Chalker is being sued by Elliott Broidy, a prominent fundraiser for former US President Donald Trump, who accuses him of conducting a global hacking and surveillance effort on Qatar's behalf. In court papers, Broidy claims that Chalker and GRA used a clandestine influence campaign against Zwanziger, similar to the one outlined in the materials seen by AP. Chalker's legal team claimed that the action is without merit, and a court rejected Broidy's overarching complaint while allowing the case to proceed.
According to one document outlining the Riverbed operation acquired by AP the project "effectively leveraged complicated conventional intelligence tradecraft to target persons inside Zwanziger's circle of influence and change sentiment linked with the Qatar World Cup."
In actuality, this amounted to the establishment of an "influencer network" comprised of persons close to the German soccer official who would convey to him views favorable to Qatar hosting the World Cup. According to internal papers, GRA would send a "source" or "throwaway" to talk to the influencers in a way that they would not guess was part of a coordinated messaging effort.
The biggest mistakes ever made in sports
When it came to the World Cup being held in Qatar, Zwanziger had strong feelings and didn't hold back in expressing them, even questioning the integrity of FIFA executives amid suspicions of vote-buying and corruption.
"I could never understand this decision. It’s one of the biggest mistakes ever made in sport," Zwanziger said in 2013.
The surveillance on Zwanziger was not the only high-ranking FIFA official paid by Qatar.
According to AP, Chalker also assisted in the surveillance on former FIFA executive committee member Amos Adamu during the 2010 World Cup in Johannesburg. According to the new documents, various surveillance teams followed and discreetly photographed Adamu and the persons he met for several days.
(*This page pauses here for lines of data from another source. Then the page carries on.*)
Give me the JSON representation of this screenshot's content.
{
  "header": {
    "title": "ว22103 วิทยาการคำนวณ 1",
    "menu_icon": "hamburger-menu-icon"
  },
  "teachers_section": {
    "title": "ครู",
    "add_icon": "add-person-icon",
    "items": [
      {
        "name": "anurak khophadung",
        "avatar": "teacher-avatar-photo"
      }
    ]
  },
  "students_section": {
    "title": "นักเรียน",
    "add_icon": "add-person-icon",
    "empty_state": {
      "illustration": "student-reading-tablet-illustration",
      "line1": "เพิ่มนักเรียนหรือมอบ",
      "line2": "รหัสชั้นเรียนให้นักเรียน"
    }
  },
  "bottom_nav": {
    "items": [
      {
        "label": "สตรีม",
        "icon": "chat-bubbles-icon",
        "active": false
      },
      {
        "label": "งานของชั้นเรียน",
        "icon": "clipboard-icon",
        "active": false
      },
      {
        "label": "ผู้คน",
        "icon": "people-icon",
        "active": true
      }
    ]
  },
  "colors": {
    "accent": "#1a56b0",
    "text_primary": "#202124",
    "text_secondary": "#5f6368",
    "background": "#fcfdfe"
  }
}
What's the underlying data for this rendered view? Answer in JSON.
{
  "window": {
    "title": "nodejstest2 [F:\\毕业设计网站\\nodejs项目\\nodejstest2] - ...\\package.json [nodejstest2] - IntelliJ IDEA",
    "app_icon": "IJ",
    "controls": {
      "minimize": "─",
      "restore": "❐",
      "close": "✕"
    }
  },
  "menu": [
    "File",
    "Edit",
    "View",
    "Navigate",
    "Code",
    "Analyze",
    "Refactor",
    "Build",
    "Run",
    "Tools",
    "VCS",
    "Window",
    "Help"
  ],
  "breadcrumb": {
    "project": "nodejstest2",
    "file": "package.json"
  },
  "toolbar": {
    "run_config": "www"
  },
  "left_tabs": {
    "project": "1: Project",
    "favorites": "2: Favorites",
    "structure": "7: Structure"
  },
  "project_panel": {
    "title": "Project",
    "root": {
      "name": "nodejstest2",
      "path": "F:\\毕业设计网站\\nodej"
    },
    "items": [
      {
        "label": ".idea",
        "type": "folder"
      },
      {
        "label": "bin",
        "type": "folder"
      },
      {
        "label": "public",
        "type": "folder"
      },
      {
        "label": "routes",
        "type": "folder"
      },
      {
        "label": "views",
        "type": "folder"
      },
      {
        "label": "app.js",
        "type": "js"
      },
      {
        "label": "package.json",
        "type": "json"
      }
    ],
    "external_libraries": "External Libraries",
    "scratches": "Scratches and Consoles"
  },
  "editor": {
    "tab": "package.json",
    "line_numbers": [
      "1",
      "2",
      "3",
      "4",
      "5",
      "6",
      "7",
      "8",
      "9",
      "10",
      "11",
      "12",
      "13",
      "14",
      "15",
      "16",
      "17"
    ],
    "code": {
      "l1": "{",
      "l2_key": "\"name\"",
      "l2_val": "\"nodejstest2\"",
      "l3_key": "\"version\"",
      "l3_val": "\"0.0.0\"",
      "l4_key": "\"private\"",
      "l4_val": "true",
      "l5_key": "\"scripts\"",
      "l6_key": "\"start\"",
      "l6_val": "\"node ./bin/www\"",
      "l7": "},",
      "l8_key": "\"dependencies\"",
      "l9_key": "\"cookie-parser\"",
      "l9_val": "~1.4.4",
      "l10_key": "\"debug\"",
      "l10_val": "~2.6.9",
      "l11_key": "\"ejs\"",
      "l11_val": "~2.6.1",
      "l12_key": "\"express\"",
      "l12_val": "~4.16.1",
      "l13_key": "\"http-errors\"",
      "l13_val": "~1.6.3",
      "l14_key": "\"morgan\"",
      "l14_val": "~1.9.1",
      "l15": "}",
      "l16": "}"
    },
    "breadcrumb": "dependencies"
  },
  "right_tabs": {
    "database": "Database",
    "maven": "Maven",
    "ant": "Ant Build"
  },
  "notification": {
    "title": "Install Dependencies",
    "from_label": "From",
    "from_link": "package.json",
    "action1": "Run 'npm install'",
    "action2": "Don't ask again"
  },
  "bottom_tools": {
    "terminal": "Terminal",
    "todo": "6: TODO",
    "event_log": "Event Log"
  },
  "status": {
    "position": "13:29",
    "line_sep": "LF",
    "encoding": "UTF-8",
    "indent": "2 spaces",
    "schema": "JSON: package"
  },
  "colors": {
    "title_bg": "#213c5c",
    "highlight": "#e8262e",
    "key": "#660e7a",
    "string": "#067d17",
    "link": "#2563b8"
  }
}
The endeavor also involved getting Adamu's mobile phone data and enlisting the help of a hotel security officer and a local journalist as sources.
Chalker denied ever being a part of a plot to spy on Adamu.
GRA believed the operation was successful. However, they were wrong as Zwanziger reiterated in a German radio interview that Qatar is “a cancer of world football.”
The Qatar Football Association responded by filing a legal case against Zwanziger in order to prevent him from making such statements in the future. Düsseldorf's regional court dismissed the lawsuit, ruling that Zwanziger was exercising his right to free expression.